One of the other driving forces in the film is the relationship between Hart and five of his classmates. Early in the year, the six of them form a study group, with each person handling the bulk of the work for one class (Hart naturally takes contact law). The idea is that when it comes time for exams, each one will provide a full outline of the class for each of the others in the group, allowing each person to focus his attention on one class but gain the benefit of having done that for all six of the classes. One by one, members of the group leave due to argument, dropping out of school, or fits of pique until all that are left at the end are Hart, Ford (Graham Beckel), and Anderson (Edward Herrmann). And in the end, it’s just Hart and Ford who retreat to a hotel for three days to cram for their finals.

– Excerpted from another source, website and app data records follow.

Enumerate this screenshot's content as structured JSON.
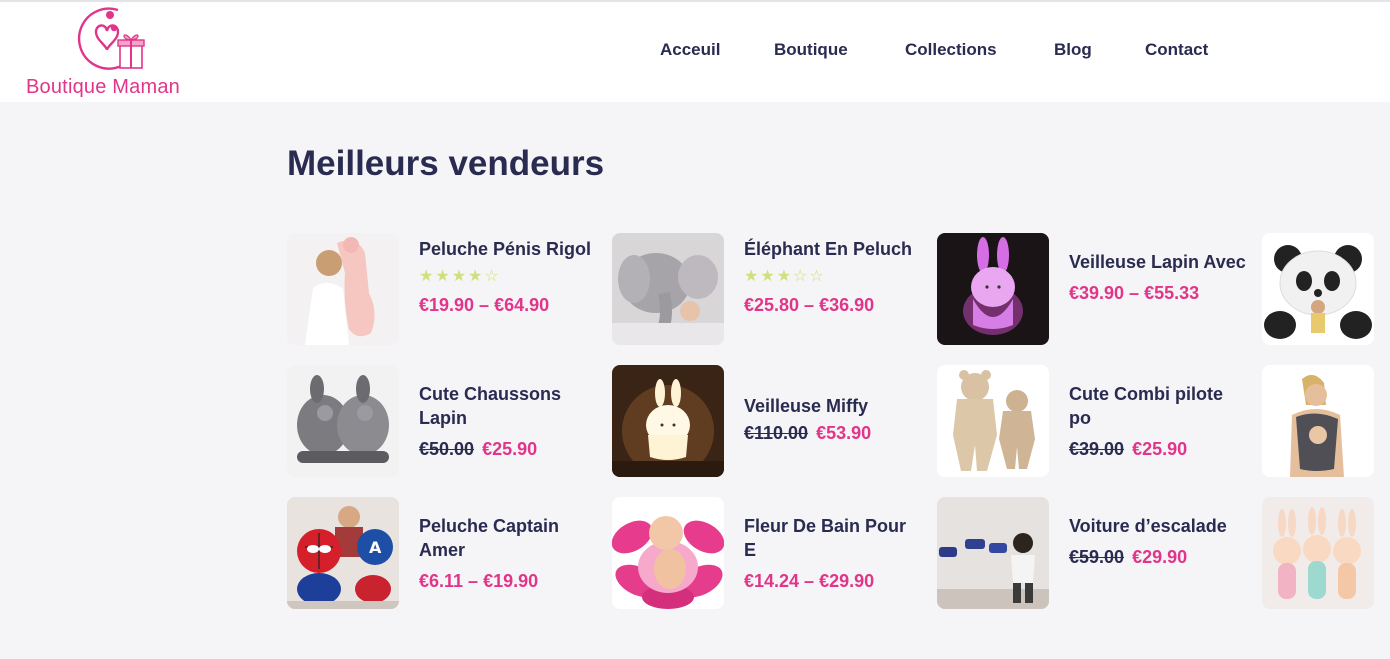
{
  "brand": {
    "name": "Boutique Maman",
    "accent": "#e2358a",
    "text": "#2a2b50"
  },
  "nav": [
    {
      "label": "Acceuil",
      "active": true
    },
    {
      "label": "Boutique",
      "active": false
    },
    {
      "label": "Collections",
      "active": false
    },
    {
      "label": "Blog",
      "active": false
    },
    {
      "label": "Contact",
      "active": false
    }
  ],
  "section": {
    "title": "Meilleurs vendeurs"
  },
  "products": [
    {
      "name": "Peluche Pénis Rigol",
      "rating": 4,
      "price": "€19.90 – €64.90",
      "old_price": "",
      "image": "girl-hugging-pink-plush"
    },
    {
      "name": "Éléphant En Peluch",
      "rating": 3,
      "price": "€25.80 – €36.90",
      "old_price": "",
      "image": "grey-elephant-plush"
    },
    {
      "name": "Veilleuse Lapin Avec",
      "rating": null,
      "price": "€39.90 – €55.33",
      "old_price": "",
      "image": "pink-bunny-nightlight"
    },
    {
      "name": "",
      "rating": null,
      "price": "",
      "old_price": "",
      "image": "giant-panda-plush"
    },
    {
      "name": "Cute Chaussons Lapin",
      "rating": null,
      "price": "€25.90",
      "old_price": "€50.00",
      "image": "grey-bunny-slippers"
    },
    {
      "name": "Veilleuse Miffy",
      "rating": null,
      "price": "€53.90",
      "old_price": "€110.00",
      "image": "miffy-lamp"
    },
    {
      "name": "Cute Combi pilote po",
      "rating": null,
      "price": "€25.90",
      "old_price": "€39.00",
      "image": "beige-baby-onesies"
    },
    {
      "name": "",
      "rating": null,
      "price": "",
      "old_price": "",
      "image": "mother-baby-carrier"
    },
    {
      "name": "Peluche Captain Amer",
      "rating": null,
      "price": "€6.11 – €19.90",
      "old_price": "",
      "image": "superhero-plushes"
    },
    {
      "name": "Fleur De Bain Pour E",
      "rating": null,
      "price": "€14.24 – €29.90",
      "old_price": "",
      "image": "baby-in-pink-flower-bath"
    },
    {
      "name": "Voiture d’escalade",
      "rating": null,
      "price": "€29.90",
      "old_price": "€59.00",
      "image": "wall-climbing-car"
    },
    {
      "name": "",
      "rating": null,
      "price": "",
      "old_price": "",
      "image": "bunny-rattles"
    }
  ]
}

The Paper Chase isn’t really a movie with a plot and it’s also not really a character study. Instead, it is the story of a relationship between student and teacher and between student and school. The teacher/student relationship here is an interesting one, and I’m saying it that way to be politic. It’s not one that I’m familiar with. When I have students in the room in front of me, I get to know them. I actually give a shit about their success. The “sink or swim” mentality of Kingsfield might work well at Harvard Law, but it’s not the sort of thing that works in the real world, at least in my experience.

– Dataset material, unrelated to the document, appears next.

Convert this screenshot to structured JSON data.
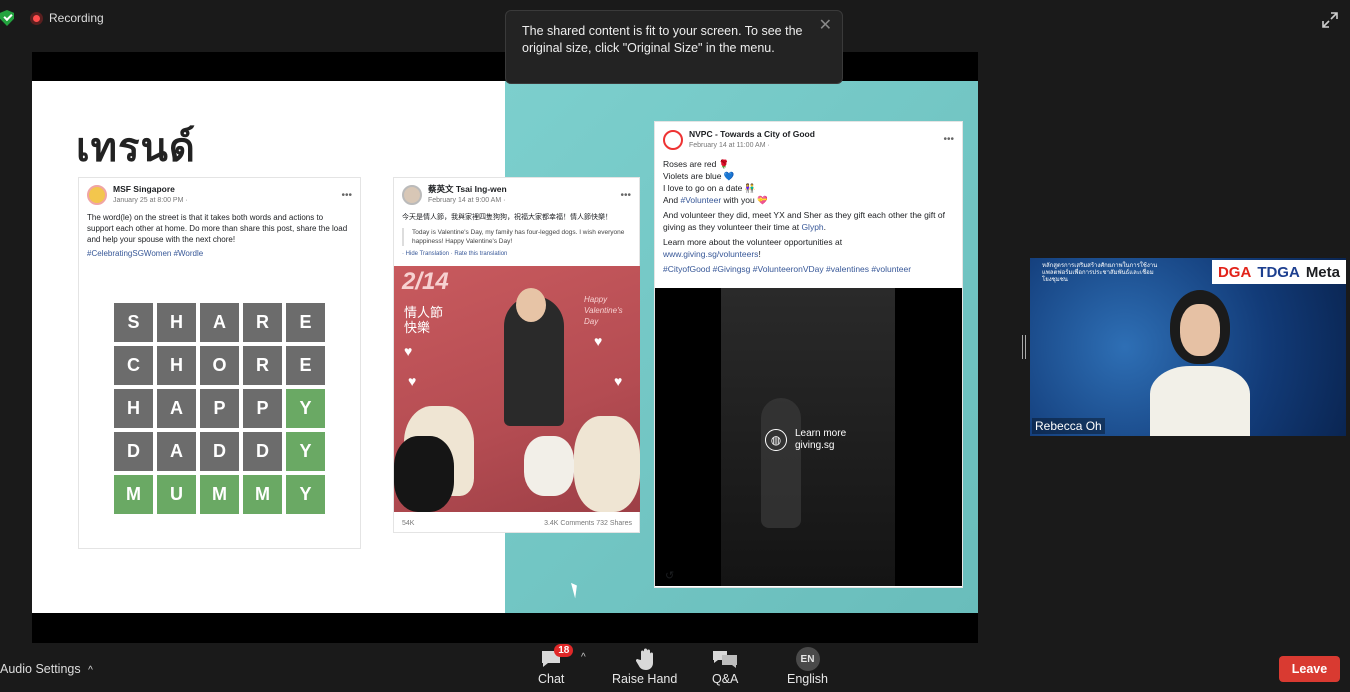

For all that, I found The Paper Chase to be strangely compelling. I’m not sure why I did, because most of these characters are insufferable. Kingsfield is the sort of teacher you hope never to have. He’s dismissive and rude, and even your best work gets you nothing more than being told it was adequate. The entire film is essentially Hart trying to impress Kingsfield in some way and Kingsfield being absolutely immune to anyone breaking through his ability to supremely not give a shit about anything aside from the law.

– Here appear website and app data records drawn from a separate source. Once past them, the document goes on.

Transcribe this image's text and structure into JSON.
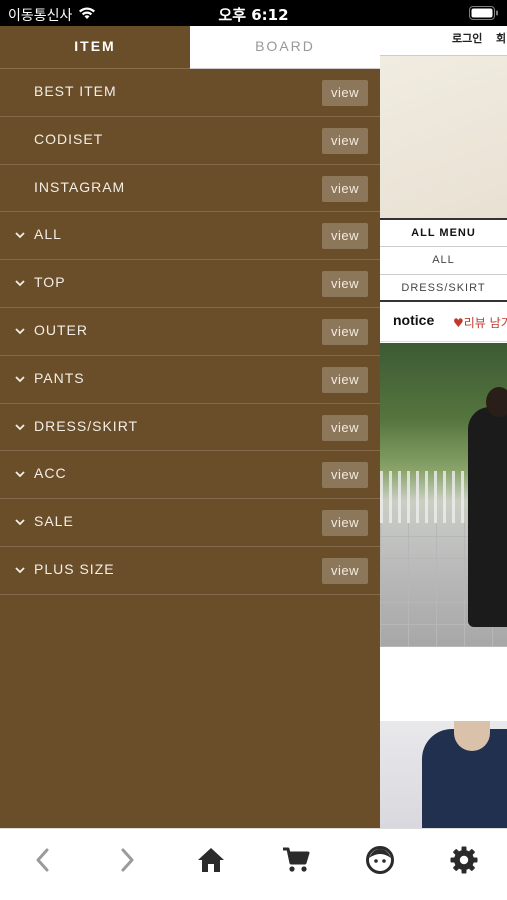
{
  "status_bar": {
    "carrier": "이동통신사",
    "time": "오후 6:12"
  },
  "drawer": {
    "tabs": [
      {
        "label": "ITEM"
      },
      {
        "label": "BOARD"
      }
    ],
    "items": [
      {
        "label": "BEST ITEM",
        "expandable": false,
        "button": "view"
      },
      {
        "label": "CODISET",
        "expandable": false,
        "button": "view"
      },
      {
        "label": "INSTAGRAM",
        "expandable": false,
        "button": "view"
      },
      {
        "label": "ALL",
        "expandable": true,
        "button": "view"
      },
      {
        "label": "TOP",
        "expandable": true,
        "button": "view"
      },
      {
        "label": "OUTER",
        "expandable": true,
        "button": "view"
      },
      {
        "label": "PANTS",
        "expandable": true,
        "button": "view"
      },
      {
        "label": "DRESS/SKIRT",
        "expandable": true,
        "button": "view"
      },
      {
        "label": "ACC",
        "expandable": true,
        "button": "view"
      },
      {
        "label": "SALE",
        "expandable": true,
        "button": "view"
      },
      {
        "label": "PLUS SIZE",
        "expandable": true,
        "button": "view"
      }
    ]
  },
  "background_page": {
    "login": "로그인",
    "join": "회",
    "menu": {
      "title": "ALL MENU",
      "links": [
        "ALL",
        "DRESS/SKIRT"
      ]
    },
    "notice": {
      "label": "notice",
      "review": "♥리뷰 남기"
    }
  },
  "toolbar": {
    "buttons": [
      "back-icon",
      "forward-icon",
      "home-icon",
      "cart-icon",
      "profile-icon",
      "settings-icon"
    ]
  },
  "colors": {
    "drawer": "#6a4d29",
    "view_button": "#8d775b",
    "toolbar_icon": "#2b2b2b",
    "review": "#c0392b"
  }
}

None of the other characters are much better. Bell (Craig Richard Nelson), who launches himself from the study group in a fit of anger, is exactly the sort of person most of us would assume is the default Harvard Law student stereotype. He’s smug, self-satisfied, convinced of his own genius, and dismissive of everyone else who doesn’t immediately recognize his brilliance. He’s openly hostile to everyone around him. Then again, almost everyone is. The only member of the study group who isn’t an insufferable tool is Kevin (James Naughton), and he spends the entire movie being lost in all of his classes and attempting suicide.
So I don’t really know why I found this film compelling and yet I did. I think it very well may be a combination of two things. First, I remember that my mother loved the television show, and I do like John Houseman. Second, I liked this a hell of a lot more than I liked Love Story, which is the only Harvard Law-related movie I have to compare this to. By comparison, this one is friggin’ Shakespeare.
Why to watch The Paper Chase: A fine example of an early-‘70s college drama.
Why not to watch: That’s pretty much all it is.